We talk to the illustrator, educator and creator of our Illustrating People course. Check our What's on page, subscribe to our newsletter and follow us on Twitter and Instagram @illustrationHQ to find out when Siôn is next teaching at House of Illustration.
What got you started illustrating people?
As a child I was influenced by two things. Firstly my father who had a large collection of art books and who was especially keen on portraiture. Secondly my weekly funny comic which I was obsessed with, copied from and which inspired me to do my own characters and stories.
Tell us about how you illustrate people professionally in your practice.
My work reflects those influences I described above. It’s quite varied and includes portraiture and depictions of known people (both contemporary and historical), humorous editorial illustrations and family-oriented characters.
What are some of the most satisfying projects you have worked on?
I created display illustrations for the Science Museum London that included several historical figures using scientific equipment, including George III using one of his telescopes. While there was historical documentation to work from, the scenes themselves had to be pieced together. This felt like the perfect job for me in many ways as I was depicting real people, which I’m very experienced at, while also getting to construct the scenes from imagination.
I recently worked for another museum creating a character guide for several family activity trails as well as illustrating the activities themselves and that was an enormous amount of fun. The process of developing the character idea from scratch with the client from a very loose starting point to then bringing it to life through giving it a visual personality was a very satisfying experience.
How does your practice affect your teaching?
They are both bound up together and always have been, constantly feeding into one another. My approach to teaching consistently reflects what I have done and do in my practice as well as what I observe in creative education and the illustration world. Things that I experience in my illustration life, whether they be visual ideas, newfound knowledge, process experiences and so on will flow into my teaching. It’s always been like that.
Why did you create the Illustrating People course?
I felt there was an opportunity to cover this huge subject in a varied and useful way. It involved bringing together the various aspects of depicting people that I’d worked on over the years, including life drawing, working from photography, character design and sequential narrative.
What makes this course different from other courses?
Illustrating People is unique because it dares to cover a subject as big as this and does it in a varied way to reflect the different approaches one might take to the subject as an illustrator. You will get the opportunity to draw live subjects in one session and in another be guided to spontaneously create characters from your imagination.
What can students expect from the online course?
Pretty much everything is done live online, including illustrated presentations and practical demos. There are occasional pre-recorded videos within the content, though most of these will include live commentary by me. In all the sessions during the week, everything I discuss will also be explored practically, so there will be a constant flow of activities and exercises to get stuck into.

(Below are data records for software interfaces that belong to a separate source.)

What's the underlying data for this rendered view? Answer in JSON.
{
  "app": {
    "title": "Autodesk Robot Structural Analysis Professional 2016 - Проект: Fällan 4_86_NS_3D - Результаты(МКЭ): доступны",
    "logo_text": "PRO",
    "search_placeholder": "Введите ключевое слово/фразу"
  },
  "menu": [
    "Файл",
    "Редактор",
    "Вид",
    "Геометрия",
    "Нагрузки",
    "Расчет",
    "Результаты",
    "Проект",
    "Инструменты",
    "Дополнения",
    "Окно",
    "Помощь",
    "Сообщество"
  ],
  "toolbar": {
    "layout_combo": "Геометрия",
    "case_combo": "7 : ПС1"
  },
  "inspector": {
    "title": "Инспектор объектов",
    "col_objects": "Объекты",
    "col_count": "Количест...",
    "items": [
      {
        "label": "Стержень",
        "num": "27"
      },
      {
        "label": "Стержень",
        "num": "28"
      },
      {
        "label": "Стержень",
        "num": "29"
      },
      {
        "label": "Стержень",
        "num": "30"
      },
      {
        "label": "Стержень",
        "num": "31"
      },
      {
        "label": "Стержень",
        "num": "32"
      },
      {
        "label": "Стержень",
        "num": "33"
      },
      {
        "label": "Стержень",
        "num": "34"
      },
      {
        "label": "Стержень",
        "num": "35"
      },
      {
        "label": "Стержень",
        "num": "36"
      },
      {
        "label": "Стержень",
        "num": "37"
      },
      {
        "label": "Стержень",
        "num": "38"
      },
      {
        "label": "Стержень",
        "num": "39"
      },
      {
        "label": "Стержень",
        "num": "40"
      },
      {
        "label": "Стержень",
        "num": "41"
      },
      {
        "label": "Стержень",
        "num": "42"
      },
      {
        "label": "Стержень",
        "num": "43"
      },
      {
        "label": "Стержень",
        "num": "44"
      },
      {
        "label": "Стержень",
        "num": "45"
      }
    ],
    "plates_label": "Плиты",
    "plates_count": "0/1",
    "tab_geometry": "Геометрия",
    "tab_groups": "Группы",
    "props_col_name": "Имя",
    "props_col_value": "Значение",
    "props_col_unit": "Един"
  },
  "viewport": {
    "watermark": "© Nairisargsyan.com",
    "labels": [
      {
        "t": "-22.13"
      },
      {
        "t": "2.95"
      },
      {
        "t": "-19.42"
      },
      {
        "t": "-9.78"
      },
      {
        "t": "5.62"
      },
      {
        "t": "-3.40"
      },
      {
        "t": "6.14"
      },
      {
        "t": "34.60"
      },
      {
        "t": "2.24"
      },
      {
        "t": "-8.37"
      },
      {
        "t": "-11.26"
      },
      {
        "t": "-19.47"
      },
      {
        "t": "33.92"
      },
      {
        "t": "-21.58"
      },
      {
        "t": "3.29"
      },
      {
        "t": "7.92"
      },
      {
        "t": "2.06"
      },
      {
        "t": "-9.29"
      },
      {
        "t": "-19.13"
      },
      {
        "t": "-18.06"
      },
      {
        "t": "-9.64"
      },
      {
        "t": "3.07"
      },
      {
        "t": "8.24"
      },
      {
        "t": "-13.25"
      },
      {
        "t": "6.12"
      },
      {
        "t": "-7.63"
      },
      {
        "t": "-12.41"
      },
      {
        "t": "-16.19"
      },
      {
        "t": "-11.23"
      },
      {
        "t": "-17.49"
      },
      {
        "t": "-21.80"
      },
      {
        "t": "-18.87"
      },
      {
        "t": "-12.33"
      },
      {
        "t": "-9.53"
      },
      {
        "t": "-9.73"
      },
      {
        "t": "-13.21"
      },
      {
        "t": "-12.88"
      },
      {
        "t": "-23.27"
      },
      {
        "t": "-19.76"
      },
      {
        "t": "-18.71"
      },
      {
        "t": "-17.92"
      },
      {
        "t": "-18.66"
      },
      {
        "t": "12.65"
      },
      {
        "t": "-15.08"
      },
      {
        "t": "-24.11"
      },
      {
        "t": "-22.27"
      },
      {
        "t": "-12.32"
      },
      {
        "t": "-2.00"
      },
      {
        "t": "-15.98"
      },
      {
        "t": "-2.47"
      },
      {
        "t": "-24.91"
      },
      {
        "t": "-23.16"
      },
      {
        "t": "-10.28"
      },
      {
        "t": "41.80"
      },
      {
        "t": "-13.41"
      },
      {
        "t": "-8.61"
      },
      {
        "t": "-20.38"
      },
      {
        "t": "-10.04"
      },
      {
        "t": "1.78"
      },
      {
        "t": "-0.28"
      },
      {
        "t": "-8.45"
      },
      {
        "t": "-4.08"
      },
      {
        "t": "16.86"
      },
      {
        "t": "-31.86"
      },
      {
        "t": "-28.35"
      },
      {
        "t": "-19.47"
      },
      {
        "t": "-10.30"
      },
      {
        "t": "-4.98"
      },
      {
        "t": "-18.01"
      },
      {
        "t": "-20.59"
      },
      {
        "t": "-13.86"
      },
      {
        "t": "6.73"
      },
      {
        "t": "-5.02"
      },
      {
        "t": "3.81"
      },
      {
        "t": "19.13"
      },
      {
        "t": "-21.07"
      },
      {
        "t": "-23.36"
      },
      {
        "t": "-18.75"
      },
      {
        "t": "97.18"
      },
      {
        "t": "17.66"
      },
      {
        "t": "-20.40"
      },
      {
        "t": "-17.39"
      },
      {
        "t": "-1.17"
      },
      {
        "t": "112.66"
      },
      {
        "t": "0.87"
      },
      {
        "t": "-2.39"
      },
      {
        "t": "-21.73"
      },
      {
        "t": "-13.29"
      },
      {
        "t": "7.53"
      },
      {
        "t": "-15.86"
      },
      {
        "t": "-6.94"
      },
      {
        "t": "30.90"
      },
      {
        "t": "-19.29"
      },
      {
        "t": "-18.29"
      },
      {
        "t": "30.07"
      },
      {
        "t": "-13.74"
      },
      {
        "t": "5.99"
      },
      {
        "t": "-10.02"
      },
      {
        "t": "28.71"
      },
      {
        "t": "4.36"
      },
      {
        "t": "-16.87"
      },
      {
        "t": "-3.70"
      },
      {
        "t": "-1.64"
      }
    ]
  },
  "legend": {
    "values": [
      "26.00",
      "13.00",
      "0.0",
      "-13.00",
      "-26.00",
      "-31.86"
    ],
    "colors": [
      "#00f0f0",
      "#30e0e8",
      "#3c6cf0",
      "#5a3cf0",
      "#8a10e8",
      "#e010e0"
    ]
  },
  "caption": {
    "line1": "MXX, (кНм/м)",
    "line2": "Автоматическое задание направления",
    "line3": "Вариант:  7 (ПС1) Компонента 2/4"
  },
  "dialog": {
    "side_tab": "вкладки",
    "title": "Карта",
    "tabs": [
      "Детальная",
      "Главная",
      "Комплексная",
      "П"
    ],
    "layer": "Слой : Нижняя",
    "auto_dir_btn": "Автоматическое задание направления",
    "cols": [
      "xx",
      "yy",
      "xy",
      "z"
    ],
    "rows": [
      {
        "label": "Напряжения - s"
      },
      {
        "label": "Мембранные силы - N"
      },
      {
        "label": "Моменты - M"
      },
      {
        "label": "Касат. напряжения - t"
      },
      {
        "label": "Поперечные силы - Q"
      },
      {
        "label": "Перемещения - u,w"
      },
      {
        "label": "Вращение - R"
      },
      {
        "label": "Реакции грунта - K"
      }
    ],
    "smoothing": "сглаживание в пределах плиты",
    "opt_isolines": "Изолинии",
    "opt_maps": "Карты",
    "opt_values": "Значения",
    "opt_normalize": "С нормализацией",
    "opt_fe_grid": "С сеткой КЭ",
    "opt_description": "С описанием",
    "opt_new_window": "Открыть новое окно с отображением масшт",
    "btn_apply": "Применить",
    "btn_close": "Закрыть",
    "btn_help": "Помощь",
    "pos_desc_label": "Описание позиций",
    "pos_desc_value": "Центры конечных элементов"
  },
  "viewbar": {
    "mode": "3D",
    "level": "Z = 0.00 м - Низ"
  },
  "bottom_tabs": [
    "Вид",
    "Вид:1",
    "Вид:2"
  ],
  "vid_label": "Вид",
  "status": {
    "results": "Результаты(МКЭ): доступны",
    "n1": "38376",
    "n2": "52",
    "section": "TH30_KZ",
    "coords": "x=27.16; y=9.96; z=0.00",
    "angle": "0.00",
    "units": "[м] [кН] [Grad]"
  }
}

One of the benefits of the online version of the course is that all the presentations and demos are recorded and made available to re-watch for two weeks after the course so you can revisit the material in your own time.
What materials and methods do you like most?
Lots of drawing with pencil and pen and lots of use of wet materials such as watercolour, ink and gouache paint with a brush.
Why should I book a place on Illustrating People?
If you want to demystify the subject; if you want to gain confidence in it; if you want practical hints and tips on ways of depicting hands, eyes, hair and so on; if you want to create characters and give them different emotions and expressions; and If you want to depict people in different positions and from different angles and move them around, then this is the course for you!
Check out previous students' work from our Illustration People course.